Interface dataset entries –
========================================

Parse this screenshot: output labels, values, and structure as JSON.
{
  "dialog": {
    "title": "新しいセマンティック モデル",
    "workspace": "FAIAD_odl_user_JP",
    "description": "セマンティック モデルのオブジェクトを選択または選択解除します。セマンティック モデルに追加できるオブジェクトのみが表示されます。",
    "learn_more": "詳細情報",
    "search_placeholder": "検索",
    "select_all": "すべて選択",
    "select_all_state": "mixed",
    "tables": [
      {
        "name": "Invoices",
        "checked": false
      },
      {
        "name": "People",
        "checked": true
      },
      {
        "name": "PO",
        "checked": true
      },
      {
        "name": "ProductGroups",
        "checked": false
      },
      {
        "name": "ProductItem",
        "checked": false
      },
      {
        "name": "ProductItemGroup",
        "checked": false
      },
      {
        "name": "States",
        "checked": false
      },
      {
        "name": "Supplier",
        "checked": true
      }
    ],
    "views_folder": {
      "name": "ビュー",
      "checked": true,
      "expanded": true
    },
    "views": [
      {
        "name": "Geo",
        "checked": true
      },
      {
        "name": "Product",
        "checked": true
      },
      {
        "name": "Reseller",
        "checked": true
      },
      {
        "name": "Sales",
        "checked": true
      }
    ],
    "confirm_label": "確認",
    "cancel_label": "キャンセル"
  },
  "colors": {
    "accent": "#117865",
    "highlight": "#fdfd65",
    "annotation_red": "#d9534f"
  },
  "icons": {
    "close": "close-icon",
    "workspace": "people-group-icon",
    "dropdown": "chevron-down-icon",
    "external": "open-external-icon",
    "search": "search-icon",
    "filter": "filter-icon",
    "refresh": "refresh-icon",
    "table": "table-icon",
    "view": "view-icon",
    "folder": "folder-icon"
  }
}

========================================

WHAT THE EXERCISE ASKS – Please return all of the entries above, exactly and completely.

THE ANSWER –
Parse this screenshot: output labels, values, and structure as JSON.
{
  "dialog": {
    "title": "新しいセマンティック モデル",
    "workspace": "FAIAD_odl_user_JP",
    "description": "セマンティック モデルのオブジェクトを選択または選択解除します。セマンティック モデルに追加できるオブジェクトのみが表示されます。",
    "learn_more": "詳細情報",
    "search_placeholder": "検索",
    "select_all": "すべて選択",
    "select_all_state": "mixed",
    "tables": [
      {
        "name": "Invoices",
        "checked": false
      },
      {
        "name": "People",
        "checked": true
      },
      {
        "name": "PO",
        "checked": true
      },
      {
        "name": "ProductGroups",
        "checked": false
      },
      {
        "name": "ProductItem",
        "checked": false
      },
      {
        "name": "ProductItemGroup",
        "checked": false
      },
      {
        "name": "States",
        "checked": false
      },
      {
        "name": "Supplier",
        "checked": true
      }
    ],
    "views_folder": {
      "name": "ビュー",
      "checked": true,
      "expanded": true
    },
    "views": [
      {
        "name": "Geo",
        "checked": true
      },
      {
        "name": "Product",
        "checked": true
      },
      {
        "name": "Reseller",
        "checked": true
      },
      {
        "name": "Sales",
        "checked": true
      }
    ],
    "confirm_label": "確認",
    "cancel_label": "キャンセル"
  },
  "colors": {
    "accent": "#117865",
    "highlight": "#fdfd65",
    "annotation_red": "#d9534f"
  },
  "icons": {
    "close": "close-icon",
    "workspace": "people-group-icon",
    "dropdown": "chevron-down-icon",
    "external": "open-external-icon",
    "search": "search-icon",
    "filter": "filter-icon",
    "refresh": "refresh-icon",
    "table": "table-icon",
    "view": "view-icon",
    "folder": "folder-icon"
  }
}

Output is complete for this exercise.